When you include the American Institute for Cancer Research in your estate plans, you make a major difference in the fight against cancer.

Corporate Champions who partner with the American Institute for Cancer Research stand at the forefront of the fight against cancer

40 Years of Progress: Transforming Cancer. Saving Lives.

The AICR Lifestyle & Cancer Symposium addresses the most current and consequential issues regarding diet, obesity, physical activity and cancer.

The Annual AICR Research Conference is the most authoritative source for information on diet, obesity, physical activity and cancer.

Cancer Update Program – unifying research on nutrition, physical activity and cancer.

Read real-life accounts of how AICR is changing lives through cancer prevention and survivorship.

We bring a detailed policy framework to our advocacy efforts, and provide lawmakers with the scientific evidence they need to achieve our objectives.

AICR champions research that increases understanding of the relationship between nutrition, lifestyle, and cancer.

Are you ready to make a difference?
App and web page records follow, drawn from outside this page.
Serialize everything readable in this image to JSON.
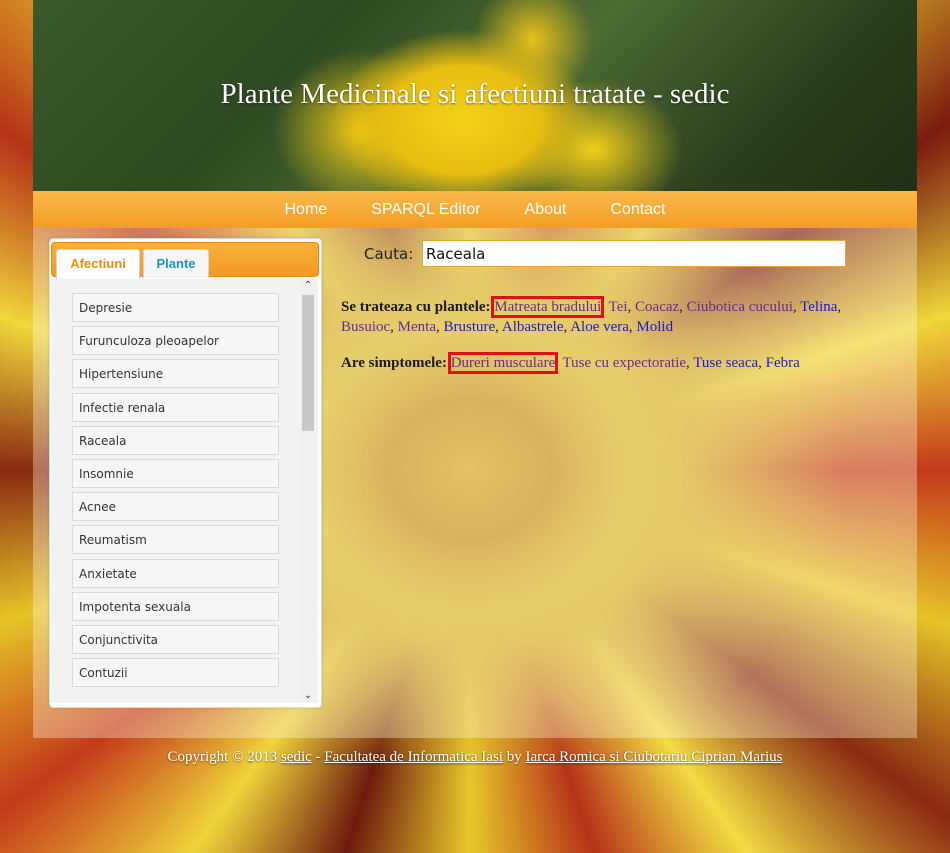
{
  "header": {
    "title": "Plante Medicinale si afectiuni tratate - sedic"
  },
  "nav": [
    "Home",
    "SPARQL Editor",
    "About",
    "Contact"
  ],
  "sidebar": {
    "tabs": [
      {
        "label": "Afectiuni",
        "active": true
      },
      {
        "label": "Plante",
        "active": false
      }
    ],
    "items": [
      "Depresie",
      "Furunculoza pleoapelor",
      "Hipertensiune",
      "Infectie renala",
      "Raceala",
      "Insomnie",
      "Acnee",
      "Reumatism",
      "Anxietate",
      "Impotenta sexuala",
      "Conjunctivita",
      "Contuzii"
    ]
  },
  "search": {
    "label": "Cauta:",
    "value": "Raceala"
  },
  "results": {
    "plants_label": "Se trateaza cu plantele:",
    "plants": [
      {
        "name": "Matreata bradului",
        "visited": true,
        "highlighted": true
      },
      {
        "name": "Tei",
        "visited": true
      },
      {
        "name": "Coacaz",
        "visited": true
      },
      {
        "name": "Ciubotica cucului",
        "visited": true
      },
      {
        "name": "Telina",
        "visited": false
      },
      {
        "name": "Busuioc",
        "visited": true
      },
      {
        "name": "Menta",
        "visited": true
      },
      {
        "name": "Brusture",
        "visited": false
      },
      {
        "name": "Albastrele",
        "visited": false
      },
      {
        "name": "Aloe vera",
        "visited": false
      },
      {
        "name": "Molid",
        "visited": false
      }
    ],
    "symptoms_label": "Are simptomele:",
    "symptoms": [
      {
        "name": "Dureri musculare",
        "visited": true,
        "highlighted": true
      },
      {
        "name": "Tuse cu expectoratie",
        "visited": true
      },
      {
        "name": "Tuse seaca",
        "visited": false
      },
      {
        "name": "Febra",
        "visited": false
      }
    ]
  },
  "footer": {
    "prefix": "Copyright © 2013",
    "site_link": "sedic",
    "sep": "-",
    "faculty_link": "Facultatea de Informatica Iasi",
    "by": "by",
    "authors_link": "Iarca Romica si Ciubotariu Ciprian Marius"
  },
  "colors": {
    "accent": "#f29d25",
    "highlight": "#e0101a",
    "link_visited": "#6b2b8a",
    "link": "#1a1acc"
  }
}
Join our team and help us advance research, improve cancer education and provide lifesaving resources.

AICR’s resources can help you navigate questions about nutrition and lifestyle, and empower you to advocate for your health.
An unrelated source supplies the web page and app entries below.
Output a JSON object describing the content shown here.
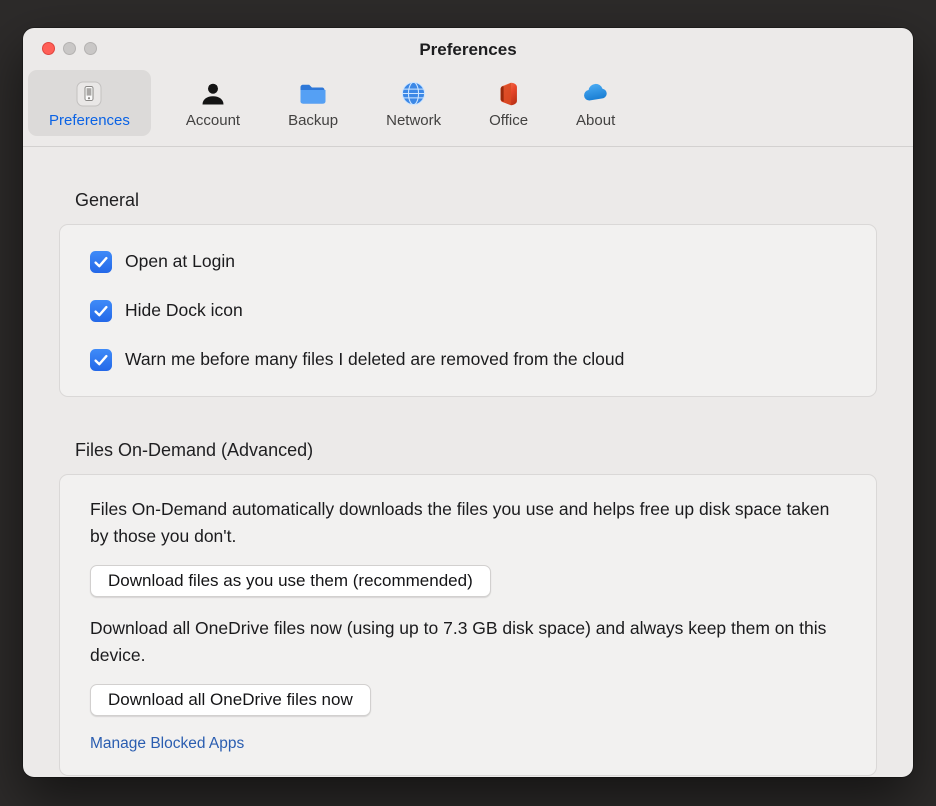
{
  "window": {
    "title": "Preferences"
  },
  "toolbar": {
    "tabs": [
      {
        "label": "Preferences",
        "icon": "device-icon",
        "selected": true
      },
      {
        "label": "Account",
        "icon": "person-icon",
        "selected": false
      },
      {
        "label": "Backup",
        "icon": "folder-icon",
        "selected": false
      },
      {
        "label": "Network",
        "icon": "globe-icon",
        "selected": false
      },
      {
        "label": "Office",
        "icon": "office-icon",
        "selected": false
      },
      {
        "label": "About",
        "icon": "cloud-icon",
        "selected": false
      }
    ]
  },
  "general": {
    "heading": "General",
    "checkboxes": [
      {
        "label": "Open at Login",
        "checked": true
      },
      {
        "label": "Hide Dock icon",
        "checked": true
      },
      {
        "label": "Warn me before many files I deleted are removed from the cloud",
        "checked": true
      }
    ]
  },
  "files_on_demand": {
    "heading": "Files On-Demand (Advanced)",
    "description": "Files On-Demand automatically downloads the files you use and helps free up disk space taken by those you don't.",
    "download_as_used_button": "Download files as you use them (recommended)",
    "download_all_text": "Download all OneDrive files now (using up to 7.3 GB disk space) and always keep them on this device.",
    "download_all_button": "Download all OneDrive files now",
    "manage_blocked_apps_link": "Manage Blocked Apps"
  },
  "colors": {
    "accent_blue": "#2f7cf6",
    "selected_tab_label": "#0b63e5",
    "link_blue": "#2a5db0",
    "close_button_red": "#ff5f57"
  }
}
March 1, 2018 | 3 minute read

Your Guide to Healthy Whole Grains

Today, store shelves are full of a variety of whole-grain options. From tried and true wheat to newcomers like teff and sorghum, this guide will highlight the latest research, break down the benefits and help you navigate your next meal.

What Is a Whole Grain?

Whole grains contain three components: the bran, the germ, and the endosperm. Refined grains, like white rice and all-purpose flour, have had the bran and germ removed.

Whole grains pack healthy nutrients including dietary fiber, resistant starch and health-promoting phytochemicals like polyphenols, lignans, and saponins. Individual grains vary, but several types are also good sources of manganese, thiamin, niacin, vitamin B-6 and/or selenium.

How They Lower Cancer Risk

Research shows that eating whole grains daily can help reduce risk for colorectal cancer. Our latest report found strong evidence that eating about three servings (90 grams) of whole grains daily lowers the risk of colorectal cancer by 17 percent. This may be due, the report says, to the many compounds in whole-grain foods like fiber, vitamin E, selenium, lignans, phenols and others that have shown anti-cancer actions in lab studies.

The wide variety of whole grains makes it challenging to pinpoint the exact mechanism that reduces cancer risk, but all for whole grains the one factor they have in common is fiber. There are several ways fiber may lower risk, including diluting potential carcinogens and promoting healthful bacteria growth.

Population studies on breast cancer related to dietary fiber and whole grains are more limited and mixed. One analysis of studies ties dietary fiber intake of 25 grams a day and more with lower risk, although this link may vary with the type of breast cancer and type and source of fiber.

Other studies link whole grains with lower levels of inflammation and insulin resistance, which link to cancer development. Yet controlled intervention trials are not clear in showing these benefits.

Indirectly, research has consistently linked greater whole-grain consumption with lower risk for overweight and obesity, a significant factor that increases risk for at least 11 cancers.

The Whole Picture

A diet rich in a variety of plant foods, like whole grains, can help lower your risk for many of the most common cancers. AICR recommends filling at least 2/3 of your plate with these plant foods. The 2015 Dietary Guidelines for Americans recommend making at least half of your grains whole grains. The best way to get all of the benefits is to take advantage of all the options and try something new at your next meal. Check out our top new grains to try for some healthy inspiration.


More News & Updates